**About this task**
Only the lines with the string "println" are needed; return each of them from the entries below.

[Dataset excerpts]
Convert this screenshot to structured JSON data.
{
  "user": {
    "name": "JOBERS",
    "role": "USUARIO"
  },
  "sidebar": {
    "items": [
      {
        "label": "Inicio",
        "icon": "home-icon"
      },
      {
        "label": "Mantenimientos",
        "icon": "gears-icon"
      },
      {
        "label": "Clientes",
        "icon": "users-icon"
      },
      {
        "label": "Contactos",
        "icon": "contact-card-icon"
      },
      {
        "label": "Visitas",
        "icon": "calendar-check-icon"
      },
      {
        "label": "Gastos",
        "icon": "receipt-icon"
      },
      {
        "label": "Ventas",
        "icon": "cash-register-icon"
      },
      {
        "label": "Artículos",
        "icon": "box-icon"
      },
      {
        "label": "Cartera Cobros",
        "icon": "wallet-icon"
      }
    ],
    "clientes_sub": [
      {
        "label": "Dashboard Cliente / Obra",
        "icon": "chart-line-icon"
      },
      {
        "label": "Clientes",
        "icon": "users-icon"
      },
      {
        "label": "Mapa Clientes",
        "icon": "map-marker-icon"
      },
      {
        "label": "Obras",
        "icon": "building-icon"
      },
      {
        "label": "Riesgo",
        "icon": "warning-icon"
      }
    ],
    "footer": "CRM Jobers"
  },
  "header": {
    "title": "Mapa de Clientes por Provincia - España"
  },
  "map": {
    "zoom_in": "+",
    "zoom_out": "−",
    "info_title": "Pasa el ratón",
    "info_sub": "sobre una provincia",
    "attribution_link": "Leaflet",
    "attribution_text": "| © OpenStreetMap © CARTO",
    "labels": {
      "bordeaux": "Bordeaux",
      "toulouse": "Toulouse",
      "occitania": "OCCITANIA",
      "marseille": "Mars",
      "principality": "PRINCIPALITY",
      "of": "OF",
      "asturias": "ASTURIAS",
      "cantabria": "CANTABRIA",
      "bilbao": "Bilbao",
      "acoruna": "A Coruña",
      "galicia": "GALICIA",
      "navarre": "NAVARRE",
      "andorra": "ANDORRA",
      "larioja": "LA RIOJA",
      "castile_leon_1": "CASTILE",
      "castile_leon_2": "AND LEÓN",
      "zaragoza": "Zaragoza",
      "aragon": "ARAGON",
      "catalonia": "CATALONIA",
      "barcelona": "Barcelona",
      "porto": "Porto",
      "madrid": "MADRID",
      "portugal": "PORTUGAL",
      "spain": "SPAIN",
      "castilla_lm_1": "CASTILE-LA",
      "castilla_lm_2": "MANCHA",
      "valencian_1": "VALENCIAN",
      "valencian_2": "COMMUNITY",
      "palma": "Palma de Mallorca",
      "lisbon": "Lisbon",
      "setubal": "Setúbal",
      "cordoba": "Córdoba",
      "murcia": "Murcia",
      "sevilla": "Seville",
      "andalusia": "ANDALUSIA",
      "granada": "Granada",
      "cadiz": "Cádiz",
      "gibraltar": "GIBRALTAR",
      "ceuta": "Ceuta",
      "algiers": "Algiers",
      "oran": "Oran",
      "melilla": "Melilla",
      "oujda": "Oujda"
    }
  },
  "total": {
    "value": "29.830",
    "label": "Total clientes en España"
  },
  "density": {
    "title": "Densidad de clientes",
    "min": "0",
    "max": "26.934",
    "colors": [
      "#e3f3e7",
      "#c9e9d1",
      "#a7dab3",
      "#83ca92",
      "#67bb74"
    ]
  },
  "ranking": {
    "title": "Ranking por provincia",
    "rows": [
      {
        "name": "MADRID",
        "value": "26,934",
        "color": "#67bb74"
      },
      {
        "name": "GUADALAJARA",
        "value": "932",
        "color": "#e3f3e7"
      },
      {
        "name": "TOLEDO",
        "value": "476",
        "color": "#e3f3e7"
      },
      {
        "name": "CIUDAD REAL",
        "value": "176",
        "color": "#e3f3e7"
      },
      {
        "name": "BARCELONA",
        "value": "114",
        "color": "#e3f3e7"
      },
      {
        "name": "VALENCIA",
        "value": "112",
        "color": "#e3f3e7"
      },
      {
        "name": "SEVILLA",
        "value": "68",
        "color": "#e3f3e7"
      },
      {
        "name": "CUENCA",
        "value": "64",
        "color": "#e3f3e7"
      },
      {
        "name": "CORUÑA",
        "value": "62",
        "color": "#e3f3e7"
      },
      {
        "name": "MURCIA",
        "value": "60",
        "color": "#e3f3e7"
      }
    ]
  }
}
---
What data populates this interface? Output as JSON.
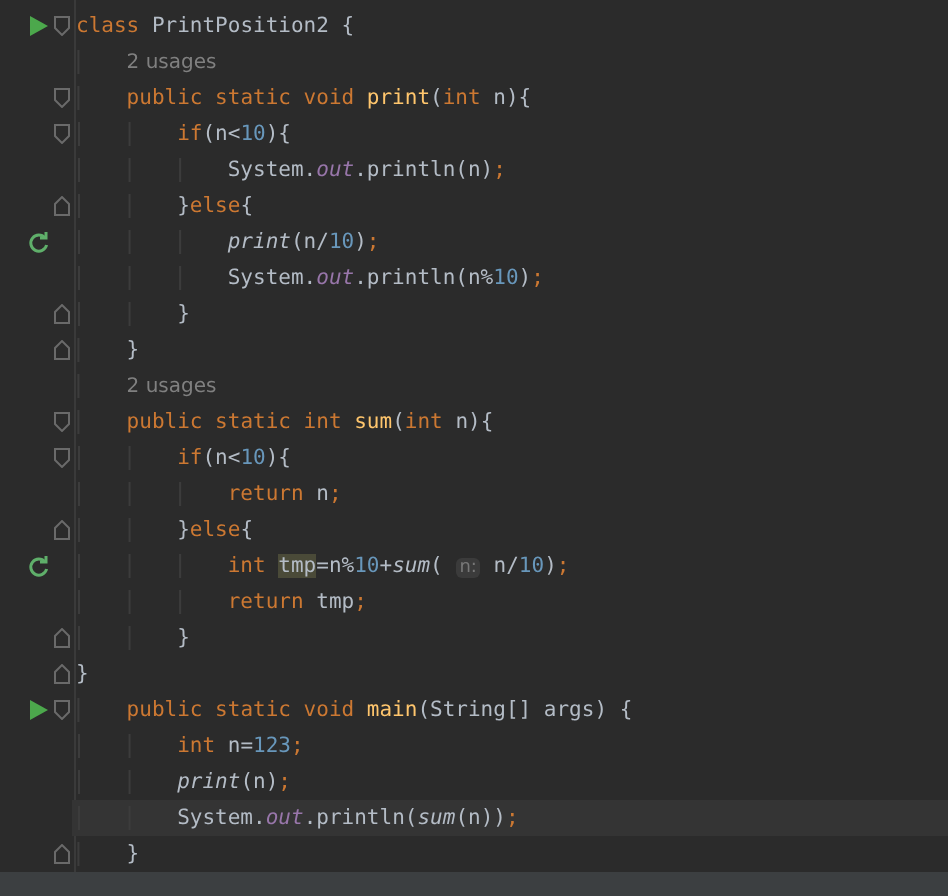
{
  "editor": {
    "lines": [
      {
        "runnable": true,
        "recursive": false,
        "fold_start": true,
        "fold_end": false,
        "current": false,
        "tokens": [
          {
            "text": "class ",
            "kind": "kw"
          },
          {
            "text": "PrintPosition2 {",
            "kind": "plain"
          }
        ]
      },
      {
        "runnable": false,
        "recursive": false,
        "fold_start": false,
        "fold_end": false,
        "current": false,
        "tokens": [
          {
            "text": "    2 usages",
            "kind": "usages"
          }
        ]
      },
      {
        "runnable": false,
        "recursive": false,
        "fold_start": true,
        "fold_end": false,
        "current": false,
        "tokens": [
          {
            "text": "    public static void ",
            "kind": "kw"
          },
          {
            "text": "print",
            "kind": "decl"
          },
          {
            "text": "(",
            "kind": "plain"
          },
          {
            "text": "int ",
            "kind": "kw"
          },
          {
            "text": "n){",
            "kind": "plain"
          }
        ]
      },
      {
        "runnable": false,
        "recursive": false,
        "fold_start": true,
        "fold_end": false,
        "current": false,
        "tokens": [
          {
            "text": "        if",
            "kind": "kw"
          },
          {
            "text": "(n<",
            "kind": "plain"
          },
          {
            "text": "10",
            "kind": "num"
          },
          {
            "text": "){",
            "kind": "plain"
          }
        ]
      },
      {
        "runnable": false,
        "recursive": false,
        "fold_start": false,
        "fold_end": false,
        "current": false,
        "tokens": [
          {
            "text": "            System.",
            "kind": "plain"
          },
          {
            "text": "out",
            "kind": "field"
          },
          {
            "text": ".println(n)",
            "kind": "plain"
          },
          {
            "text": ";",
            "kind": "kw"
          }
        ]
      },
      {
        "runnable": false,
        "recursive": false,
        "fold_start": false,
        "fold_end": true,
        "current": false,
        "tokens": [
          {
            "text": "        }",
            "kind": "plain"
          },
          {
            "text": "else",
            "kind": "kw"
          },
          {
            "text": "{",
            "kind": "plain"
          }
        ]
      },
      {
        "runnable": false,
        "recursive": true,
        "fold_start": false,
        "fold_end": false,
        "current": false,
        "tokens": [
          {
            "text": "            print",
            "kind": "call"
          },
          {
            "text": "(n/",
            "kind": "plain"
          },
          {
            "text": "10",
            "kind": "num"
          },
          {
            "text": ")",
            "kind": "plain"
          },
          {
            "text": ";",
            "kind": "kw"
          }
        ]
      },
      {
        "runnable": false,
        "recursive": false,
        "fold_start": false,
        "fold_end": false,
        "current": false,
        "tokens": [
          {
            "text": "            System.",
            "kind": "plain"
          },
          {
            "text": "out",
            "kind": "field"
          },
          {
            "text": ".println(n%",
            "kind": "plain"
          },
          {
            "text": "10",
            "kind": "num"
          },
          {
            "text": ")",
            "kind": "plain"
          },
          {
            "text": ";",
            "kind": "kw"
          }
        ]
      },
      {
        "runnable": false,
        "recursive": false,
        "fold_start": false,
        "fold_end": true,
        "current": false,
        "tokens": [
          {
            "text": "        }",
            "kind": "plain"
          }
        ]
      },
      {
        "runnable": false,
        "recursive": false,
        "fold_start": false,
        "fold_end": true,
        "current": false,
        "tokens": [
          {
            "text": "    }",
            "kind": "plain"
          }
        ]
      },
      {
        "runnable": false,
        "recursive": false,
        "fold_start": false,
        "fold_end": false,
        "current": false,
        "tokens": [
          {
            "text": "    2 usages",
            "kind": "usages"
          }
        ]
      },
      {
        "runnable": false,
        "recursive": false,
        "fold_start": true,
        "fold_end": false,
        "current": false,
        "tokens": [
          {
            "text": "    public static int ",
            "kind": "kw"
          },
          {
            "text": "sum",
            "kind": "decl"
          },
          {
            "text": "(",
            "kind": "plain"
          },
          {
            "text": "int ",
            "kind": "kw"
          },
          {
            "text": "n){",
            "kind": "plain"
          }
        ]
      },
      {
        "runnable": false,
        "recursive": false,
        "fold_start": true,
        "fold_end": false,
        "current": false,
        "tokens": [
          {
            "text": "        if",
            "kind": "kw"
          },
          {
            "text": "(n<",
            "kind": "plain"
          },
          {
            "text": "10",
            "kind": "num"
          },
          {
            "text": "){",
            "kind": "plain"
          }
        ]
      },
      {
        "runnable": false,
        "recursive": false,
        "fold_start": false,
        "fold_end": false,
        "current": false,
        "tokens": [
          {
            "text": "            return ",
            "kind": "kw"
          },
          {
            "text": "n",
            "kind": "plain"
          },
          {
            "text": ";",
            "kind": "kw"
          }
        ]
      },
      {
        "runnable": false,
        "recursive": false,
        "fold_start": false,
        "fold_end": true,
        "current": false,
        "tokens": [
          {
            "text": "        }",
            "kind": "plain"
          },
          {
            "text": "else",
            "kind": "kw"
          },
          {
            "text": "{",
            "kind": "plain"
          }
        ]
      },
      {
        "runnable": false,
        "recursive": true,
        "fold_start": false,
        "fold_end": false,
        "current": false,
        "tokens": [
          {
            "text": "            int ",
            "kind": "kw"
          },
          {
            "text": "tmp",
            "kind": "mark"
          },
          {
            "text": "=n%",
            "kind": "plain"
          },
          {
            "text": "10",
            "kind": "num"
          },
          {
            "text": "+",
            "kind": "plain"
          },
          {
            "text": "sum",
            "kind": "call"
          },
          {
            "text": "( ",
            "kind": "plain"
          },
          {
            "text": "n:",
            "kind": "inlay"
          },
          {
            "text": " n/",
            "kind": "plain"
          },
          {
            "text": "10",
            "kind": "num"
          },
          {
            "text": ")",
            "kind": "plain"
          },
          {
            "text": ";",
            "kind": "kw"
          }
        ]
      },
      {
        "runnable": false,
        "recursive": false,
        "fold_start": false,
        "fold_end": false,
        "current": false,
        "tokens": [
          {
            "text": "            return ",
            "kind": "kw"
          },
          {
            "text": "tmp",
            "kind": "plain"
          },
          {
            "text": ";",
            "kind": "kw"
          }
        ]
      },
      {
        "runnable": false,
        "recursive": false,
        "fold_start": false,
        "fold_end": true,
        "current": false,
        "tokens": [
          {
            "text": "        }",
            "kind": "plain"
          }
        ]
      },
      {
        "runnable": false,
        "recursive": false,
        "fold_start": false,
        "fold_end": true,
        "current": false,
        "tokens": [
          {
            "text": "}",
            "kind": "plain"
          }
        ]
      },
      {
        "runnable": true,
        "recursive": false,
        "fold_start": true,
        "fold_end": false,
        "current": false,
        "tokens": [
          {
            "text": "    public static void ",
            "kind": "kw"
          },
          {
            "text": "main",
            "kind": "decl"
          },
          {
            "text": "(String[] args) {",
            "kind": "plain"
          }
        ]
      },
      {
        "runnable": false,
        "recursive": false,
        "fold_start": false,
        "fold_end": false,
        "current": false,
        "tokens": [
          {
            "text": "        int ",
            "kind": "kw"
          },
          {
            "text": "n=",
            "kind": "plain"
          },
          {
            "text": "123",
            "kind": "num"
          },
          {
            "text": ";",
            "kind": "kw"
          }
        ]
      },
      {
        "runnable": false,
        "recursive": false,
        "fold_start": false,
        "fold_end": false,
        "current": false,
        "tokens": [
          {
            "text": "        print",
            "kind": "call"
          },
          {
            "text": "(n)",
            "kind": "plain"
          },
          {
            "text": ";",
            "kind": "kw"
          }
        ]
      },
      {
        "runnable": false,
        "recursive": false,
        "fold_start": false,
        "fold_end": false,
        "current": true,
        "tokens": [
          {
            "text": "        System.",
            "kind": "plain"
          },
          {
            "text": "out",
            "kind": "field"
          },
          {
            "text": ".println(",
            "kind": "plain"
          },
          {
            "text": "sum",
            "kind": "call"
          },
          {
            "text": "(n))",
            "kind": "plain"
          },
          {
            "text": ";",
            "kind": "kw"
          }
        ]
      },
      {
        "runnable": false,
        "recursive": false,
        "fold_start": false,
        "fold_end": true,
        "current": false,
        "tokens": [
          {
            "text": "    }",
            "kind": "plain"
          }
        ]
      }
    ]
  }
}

**Answer to this exercise**
            "text": ".println(n)",
            "text": ".println(n%",
            "text": ".println(",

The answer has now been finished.